### What the task requires
Even where a line looks wrong, copy it exactly and include every entry.

### Information provided
----
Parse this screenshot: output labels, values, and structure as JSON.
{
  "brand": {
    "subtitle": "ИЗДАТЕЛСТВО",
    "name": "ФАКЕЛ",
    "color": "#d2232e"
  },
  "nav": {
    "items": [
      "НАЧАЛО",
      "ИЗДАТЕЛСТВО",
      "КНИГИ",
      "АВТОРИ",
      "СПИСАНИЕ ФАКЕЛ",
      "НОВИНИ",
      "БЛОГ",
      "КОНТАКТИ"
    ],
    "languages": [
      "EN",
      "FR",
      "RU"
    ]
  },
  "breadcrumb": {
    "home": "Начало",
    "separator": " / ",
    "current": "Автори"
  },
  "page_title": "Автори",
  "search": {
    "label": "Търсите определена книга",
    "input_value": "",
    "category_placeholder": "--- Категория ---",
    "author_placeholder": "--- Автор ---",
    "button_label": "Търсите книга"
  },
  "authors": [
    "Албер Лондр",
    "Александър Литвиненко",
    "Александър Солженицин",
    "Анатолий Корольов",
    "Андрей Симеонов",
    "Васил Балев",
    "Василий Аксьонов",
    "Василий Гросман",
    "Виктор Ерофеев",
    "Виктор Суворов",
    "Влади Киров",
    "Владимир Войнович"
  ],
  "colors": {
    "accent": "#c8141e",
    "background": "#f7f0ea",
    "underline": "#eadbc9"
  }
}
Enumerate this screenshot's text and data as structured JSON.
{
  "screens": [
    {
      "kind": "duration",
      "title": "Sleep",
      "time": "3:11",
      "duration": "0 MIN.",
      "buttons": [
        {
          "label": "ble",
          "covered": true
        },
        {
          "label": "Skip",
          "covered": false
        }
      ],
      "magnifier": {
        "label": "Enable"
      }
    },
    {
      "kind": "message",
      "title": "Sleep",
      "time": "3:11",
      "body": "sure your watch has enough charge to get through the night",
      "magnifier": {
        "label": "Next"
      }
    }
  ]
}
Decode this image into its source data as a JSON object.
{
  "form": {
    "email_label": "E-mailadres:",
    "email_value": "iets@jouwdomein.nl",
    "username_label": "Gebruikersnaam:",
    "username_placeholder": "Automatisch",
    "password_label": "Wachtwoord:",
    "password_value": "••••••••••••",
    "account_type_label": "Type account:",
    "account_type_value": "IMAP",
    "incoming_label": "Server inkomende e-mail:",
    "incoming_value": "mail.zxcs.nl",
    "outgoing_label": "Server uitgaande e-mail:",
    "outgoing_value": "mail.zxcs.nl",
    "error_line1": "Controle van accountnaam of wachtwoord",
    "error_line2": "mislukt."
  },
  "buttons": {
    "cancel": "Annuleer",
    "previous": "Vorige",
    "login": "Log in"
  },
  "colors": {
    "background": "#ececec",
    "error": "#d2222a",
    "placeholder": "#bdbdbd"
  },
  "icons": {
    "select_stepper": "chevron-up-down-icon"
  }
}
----
### Response to the task
Parse this screenshot: output labels, values, and structure as JSON.
{
  "brand": {
    "subtitle": "ИЗДАТЕЛСТВО",
    "name": "ФАКЕЛ",
    "color": "#d2232e"
  },
  "nav": {
    "items": [
      "НАЧАЛО",
      "ИЗДАТЕЛСТВО",
      "КНИГИ",
      "АВТОРИ",
      "СПИСАНИЕ ФАКЕЛ",
      "НОВИНИ",
      "БЛОГ",
      "КОНТАКТИ"
    ],
    "languages": [
      "EN",
      "FR",
      "RU"
    ]
  },
  "breadcrumb": {
    "home": "Начало",
    "separator": " / ",
    "current": "Автори"
  },
  "page_title": "Автори",
  "search": {
    "label": "Търсите определена книга",
    "input_value": "",
    "category_placeholder": "--- Категория ---",
    "author_placeholder": "--- Автор ---",
    "button_label": "Търсите книга"
  },
  "authors": [
    "Албер Лондр",
    "Александър Литвиненко",
    "Александър Солженицин",
    "Анатолий Корольов",
    "Андрей Симеонов",
    "Васил Балев",
    "Василий Аксьонов",
    "Василий Гросман",
    "Виктор Ерофеев",
    "Виктор Суворов",
    "Влади Киров",
    "Владимир Войнович"
  ],
  "colors": {
    "accent": "#c8141e",
    "background": "#f7f0ea",
    "underline": "#eadbc9"
  }
}
Enumerate this screenshot's text and data as structured JSON.
{
  "screens": [
    {
      "kind": "duration",
      "title": "Sleep",
      "time": "3:11",
      "duration": "0 MIN.",
      "buttons": [
        {
          "label": "ble",
          "covered": true
        },
        {
          "label": "Skip",
          "covered": false
        }
      ],
      "magnifier": {
        "label": "Enable"
      }
    },
    {
      "kind": "message",
      "title": "Sleep",
      "time": "3:11",
      "body": "sure your watch has enough charge to get through the night",
      "magnifier": {
        "label": "Next"
      }
    }
  ]
}
Decode this image into its source data as a JSON object.
{
  "form": {
    "email_label": "E-mailadres:",
    "email_value": "iets@jouwdomein.nl",
    "username_label": "Gebruikersnaam:",
    "username_placeholder": "Automatisch",
    "password_label": "Wachtwoord:",
    "password_value": "••••••••••••",
    "account_type_label": "Type account:",
    "account_type_value": "IMAP",
    "incoming_label": "Server inkomende e-mail:",
    "incoming_value": "mail.zxcs.nl",
    "outgoing_label": "Server uitgaande e-mail:",
    "outgoing_value": "mail.zxcs.nl",
    "error_line1": "Controle van accountnaam of wachtwoord",
    "error_line2": "mislukt."
  },
  "buttons": {
    "cancel": "Annuleer",
    "previous": "Vorige",
    "login": "Log in"
  },
  "colors": {
    "background": "#ececec",
    "error": "#d2222a",
    "placeholder": "#bdbdbd"
  },
  "icons": {
    "select_stepper": "chevron-up-down-icon"
  }
}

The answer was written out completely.